Exercise: Print out the data that follows exactly, character for character, apart from the pictures.

(Source records)
# # # # # # #
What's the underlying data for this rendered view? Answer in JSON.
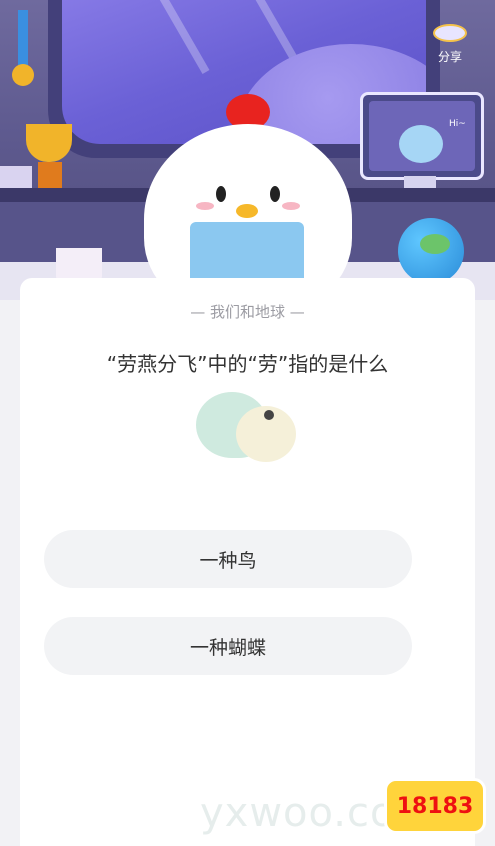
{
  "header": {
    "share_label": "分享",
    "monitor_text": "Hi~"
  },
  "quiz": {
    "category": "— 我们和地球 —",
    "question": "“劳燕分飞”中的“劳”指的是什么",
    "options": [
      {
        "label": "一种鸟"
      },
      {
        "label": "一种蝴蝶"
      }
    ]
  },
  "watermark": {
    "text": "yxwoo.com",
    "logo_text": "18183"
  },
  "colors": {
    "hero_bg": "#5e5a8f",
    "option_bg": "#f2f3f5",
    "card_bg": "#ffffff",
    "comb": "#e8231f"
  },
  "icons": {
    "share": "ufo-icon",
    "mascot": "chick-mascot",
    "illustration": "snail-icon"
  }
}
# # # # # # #
Response to the exercise:
What's the underlying data for this rendered view? Answer in JSON.
{
  "header": {
    "share_label": "分享",
    "monitor_text": "Hi~"
  },
  "quiz": {
    "category": "— 我们和地球 —",
    "question": "“劳燕分飞”中的“劳”指的是什么",
    "options": [
      {
        "label": "一种鸟"
      },
      {
        "label": "一种蝴蝶"
      }
    ]
  },
  "watermark": {
    "text": "yxwoo.com",
    "logo_text": "18183"
  },
  "colors": {
    "hero_bg": "#5e5a8f",
    "option_bg": "#f2f3f5",
    "card_bg": "#ffffff",
    "comb": "#e8231f"
  },
  "icons": {
    "share": "ufo-icon",
    "mascot": "chick-mascot",
    "illustration": "snail-icon"
  }
}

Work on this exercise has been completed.